This is a fascinating article about a lobbyist for Sevierville and the attempt to get liquor by the drink attached to a tourist development zone bill and the involvement of a developer who owns 1,000 acres inside the TDZ. There is a strong indication that Mayor and Aldermen broke the open meetings law: "The next day the mayor submitted a letter indicating city support after he consulted aldermen by phone."
The lobbyist is quoted as saying "I always wait till the end of a legislative session before quietly massaging legislation of this nature through the process."
Bishop said he and Atchley were in Nashville May 22 to speak to legislators about another bill. Developer Jim Calkin, who owns about 1,000 acres in the TDZ, including the land around the Events Center, asked them that day if there was any way to get liquor by the drink approved in the zone.
That was why they asked Biddle about it, Bishop said.
Atchley also said the liquor discussion started at Calkin's request, and that Calkin also had lobbyists working on it.
Biddle and Bishop admit that before the session started in January they discussed how a bill involving the sale of liquor by the drink might be handled, leading Biddle to include comments about the matter in a letter he attached to his January invoice to the city.

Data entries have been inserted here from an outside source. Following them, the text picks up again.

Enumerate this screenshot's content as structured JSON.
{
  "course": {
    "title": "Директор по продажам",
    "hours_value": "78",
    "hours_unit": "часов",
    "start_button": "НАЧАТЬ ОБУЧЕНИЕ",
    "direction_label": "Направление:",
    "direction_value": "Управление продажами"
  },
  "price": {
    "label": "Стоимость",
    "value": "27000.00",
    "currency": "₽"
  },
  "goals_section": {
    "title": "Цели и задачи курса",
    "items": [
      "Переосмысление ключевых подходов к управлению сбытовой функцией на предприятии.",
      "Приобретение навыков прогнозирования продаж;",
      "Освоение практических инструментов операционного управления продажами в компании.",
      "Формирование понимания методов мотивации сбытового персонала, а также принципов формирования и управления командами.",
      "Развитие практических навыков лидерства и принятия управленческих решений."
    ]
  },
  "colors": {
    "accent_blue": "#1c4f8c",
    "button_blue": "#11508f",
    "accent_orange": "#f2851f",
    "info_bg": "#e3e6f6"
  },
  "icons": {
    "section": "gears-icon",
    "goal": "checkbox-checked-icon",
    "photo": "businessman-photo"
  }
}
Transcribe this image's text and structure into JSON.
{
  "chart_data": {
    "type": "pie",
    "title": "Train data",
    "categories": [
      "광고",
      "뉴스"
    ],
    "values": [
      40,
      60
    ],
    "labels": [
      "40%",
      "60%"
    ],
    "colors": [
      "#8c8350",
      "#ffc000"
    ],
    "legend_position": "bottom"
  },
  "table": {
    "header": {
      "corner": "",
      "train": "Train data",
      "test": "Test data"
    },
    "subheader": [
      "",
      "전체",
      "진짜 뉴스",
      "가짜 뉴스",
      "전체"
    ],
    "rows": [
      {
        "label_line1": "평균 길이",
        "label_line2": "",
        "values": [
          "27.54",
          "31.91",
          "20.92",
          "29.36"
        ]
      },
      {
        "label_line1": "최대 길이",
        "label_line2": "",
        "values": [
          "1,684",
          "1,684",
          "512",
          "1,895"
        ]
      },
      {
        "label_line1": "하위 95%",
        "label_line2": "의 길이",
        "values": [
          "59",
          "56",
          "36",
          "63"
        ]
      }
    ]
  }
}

"As to consideration of authorizing 'spirits' within a specified development area, we will have around till the end of April to decide exactly the 'if's, how's, and when's,'" the letter said. "I always wait till the end of a legislative session before quietly massaging legislation of this nature through the process."